━━━━━ EXTRACTED INFORMATION

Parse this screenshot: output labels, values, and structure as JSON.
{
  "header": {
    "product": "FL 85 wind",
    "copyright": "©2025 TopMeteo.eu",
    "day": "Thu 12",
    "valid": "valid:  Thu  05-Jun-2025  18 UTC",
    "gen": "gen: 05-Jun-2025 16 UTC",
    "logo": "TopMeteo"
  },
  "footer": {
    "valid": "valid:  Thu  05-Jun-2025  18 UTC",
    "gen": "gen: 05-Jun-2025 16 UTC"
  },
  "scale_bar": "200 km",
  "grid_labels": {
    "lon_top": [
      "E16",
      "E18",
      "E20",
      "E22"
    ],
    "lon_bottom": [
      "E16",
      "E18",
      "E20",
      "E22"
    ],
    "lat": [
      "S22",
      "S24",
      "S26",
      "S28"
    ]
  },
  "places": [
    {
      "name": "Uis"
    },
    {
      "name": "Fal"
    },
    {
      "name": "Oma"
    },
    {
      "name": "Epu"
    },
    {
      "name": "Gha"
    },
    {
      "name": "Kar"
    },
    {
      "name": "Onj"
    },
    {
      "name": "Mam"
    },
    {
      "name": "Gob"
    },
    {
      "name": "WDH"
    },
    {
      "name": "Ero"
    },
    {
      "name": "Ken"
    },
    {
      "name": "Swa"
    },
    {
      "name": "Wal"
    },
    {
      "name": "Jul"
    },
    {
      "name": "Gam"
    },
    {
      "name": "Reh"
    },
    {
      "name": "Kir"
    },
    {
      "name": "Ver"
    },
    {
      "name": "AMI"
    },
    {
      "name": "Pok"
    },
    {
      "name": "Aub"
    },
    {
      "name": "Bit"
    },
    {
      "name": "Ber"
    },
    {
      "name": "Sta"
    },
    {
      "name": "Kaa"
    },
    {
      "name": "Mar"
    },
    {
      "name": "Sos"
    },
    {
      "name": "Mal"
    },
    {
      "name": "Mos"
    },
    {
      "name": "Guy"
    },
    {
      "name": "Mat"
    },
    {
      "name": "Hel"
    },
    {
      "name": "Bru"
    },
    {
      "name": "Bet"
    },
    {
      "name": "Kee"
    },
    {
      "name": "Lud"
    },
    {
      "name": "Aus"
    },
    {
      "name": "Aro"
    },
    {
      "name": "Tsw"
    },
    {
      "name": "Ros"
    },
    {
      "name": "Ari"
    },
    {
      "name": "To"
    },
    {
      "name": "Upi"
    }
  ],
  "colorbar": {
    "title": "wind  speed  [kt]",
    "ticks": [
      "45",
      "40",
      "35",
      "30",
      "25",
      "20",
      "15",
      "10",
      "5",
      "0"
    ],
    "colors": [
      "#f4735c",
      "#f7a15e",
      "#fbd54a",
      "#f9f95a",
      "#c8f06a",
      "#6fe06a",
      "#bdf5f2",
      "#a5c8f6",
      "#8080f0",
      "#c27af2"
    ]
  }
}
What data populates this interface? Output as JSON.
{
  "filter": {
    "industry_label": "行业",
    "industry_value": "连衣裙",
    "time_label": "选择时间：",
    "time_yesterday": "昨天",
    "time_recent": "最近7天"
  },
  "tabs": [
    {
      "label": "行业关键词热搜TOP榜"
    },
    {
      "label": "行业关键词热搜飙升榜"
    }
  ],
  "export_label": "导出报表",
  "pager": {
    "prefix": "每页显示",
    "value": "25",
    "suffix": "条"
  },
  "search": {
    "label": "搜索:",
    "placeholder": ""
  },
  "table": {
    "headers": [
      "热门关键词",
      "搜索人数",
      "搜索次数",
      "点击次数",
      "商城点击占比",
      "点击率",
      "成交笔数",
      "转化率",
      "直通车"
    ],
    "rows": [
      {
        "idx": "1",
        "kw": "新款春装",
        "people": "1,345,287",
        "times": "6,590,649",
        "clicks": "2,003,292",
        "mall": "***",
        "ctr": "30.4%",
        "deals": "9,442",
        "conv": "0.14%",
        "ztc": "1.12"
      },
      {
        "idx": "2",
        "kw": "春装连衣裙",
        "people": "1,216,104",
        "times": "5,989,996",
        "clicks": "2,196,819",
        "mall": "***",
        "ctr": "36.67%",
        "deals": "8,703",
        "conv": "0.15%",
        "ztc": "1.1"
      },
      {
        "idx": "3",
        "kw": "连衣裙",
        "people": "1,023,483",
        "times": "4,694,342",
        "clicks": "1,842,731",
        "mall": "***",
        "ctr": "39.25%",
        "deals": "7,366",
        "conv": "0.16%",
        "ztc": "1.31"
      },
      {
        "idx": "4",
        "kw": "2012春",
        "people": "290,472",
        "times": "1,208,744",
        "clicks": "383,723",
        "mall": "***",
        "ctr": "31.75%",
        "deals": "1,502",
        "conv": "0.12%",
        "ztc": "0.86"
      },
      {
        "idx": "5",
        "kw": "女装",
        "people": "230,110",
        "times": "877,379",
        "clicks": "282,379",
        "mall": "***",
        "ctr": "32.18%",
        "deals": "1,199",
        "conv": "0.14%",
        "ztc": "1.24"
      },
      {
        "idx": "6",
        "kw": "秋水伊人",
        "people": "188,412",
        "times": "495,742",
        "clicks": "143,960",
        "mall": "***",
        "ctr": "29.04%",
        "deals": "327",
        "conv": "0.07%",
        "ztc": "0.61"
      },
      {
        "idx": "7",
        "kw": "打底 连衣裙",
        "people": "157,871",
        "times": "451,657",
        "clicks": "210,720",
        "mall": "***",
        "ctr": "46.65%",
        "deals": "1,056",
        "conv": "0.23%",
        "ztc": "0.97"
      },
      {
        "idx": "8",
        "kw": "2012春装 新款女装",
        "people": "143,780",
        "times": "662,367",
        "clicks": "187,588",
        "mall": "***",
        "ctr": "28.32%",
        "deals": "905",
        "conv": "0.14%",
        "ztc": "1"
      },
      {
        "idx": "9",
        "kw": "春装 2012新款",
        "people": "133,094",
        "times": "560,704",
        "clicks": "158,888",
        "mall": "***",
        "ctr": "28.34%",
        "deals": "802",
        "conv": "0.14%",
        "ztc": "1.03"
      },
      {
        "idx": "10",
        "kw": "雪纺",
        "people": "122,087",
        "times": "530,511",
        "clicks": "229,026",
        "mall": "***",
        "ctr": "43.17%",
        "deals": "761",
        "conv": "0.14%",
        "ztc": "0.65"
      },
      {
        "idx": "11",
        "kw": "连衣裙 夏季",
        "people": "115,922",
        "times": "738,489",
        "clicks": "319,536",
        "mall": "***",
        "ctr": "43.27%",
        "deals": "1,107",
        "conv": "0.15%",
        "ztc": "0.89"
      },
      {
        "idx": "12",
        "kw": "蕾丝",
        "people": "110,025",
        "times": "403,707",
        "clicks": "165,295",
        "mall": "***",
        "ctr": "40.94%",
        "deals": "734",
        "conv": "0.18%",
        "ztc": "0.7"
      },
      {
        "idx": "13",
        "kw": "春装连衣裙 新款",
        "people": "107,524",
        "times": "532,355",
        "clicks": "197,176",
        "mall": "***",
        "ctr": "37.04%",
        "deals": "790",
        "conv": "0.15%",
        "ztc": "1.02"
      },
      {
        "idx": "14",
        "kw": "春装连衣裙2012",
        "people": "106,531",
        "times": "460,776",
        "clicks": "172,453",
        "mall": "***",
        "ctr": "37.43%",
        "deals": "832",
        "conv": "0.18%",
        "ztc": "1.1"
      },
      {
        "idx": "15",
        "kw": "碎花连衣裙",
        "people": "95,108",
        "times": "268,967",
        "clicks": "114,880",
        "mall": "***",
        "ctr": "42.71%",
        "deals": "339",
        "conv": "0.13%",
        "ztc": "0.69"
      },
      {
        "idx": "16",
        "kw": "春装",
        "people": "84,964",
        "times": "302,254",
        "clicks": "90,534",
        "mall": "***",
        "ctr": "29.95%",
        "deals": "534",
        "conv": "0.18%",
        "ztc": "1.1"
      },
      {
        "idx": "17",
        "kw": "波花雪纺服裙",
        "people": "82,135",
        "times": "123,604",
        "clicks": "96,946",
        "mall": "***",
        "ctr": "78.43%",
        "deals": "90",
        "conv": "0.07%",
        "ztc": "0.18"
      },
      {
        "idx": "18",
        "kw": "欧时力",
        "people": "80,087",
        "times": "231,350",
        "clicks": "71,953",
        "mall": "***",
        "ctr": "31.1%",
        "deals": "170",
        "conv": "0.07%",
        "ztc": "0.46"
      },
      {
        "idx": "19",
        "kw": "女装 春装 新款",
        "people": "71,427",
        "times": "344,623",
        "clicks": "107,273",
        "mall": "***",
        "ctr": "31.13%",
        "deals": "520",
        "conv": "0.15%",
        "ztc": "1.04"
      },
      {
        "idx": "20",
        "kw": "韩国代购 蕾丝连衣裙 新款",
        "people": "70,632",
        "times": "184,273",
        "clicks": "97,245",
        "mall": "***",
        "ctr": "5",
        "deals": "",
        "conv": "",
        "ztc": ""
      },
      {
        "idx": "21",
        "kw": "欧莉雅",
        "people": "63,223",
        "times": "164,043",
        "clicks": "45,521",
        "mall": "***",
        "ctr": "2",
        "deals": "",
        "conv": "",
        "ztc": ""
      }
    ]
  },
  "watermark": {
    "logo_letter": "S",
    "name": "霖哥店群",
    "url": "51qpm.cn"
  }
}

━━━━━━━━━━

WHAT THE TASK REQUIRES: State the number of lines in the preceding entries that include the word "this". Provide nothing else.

RESULT BELOW: 2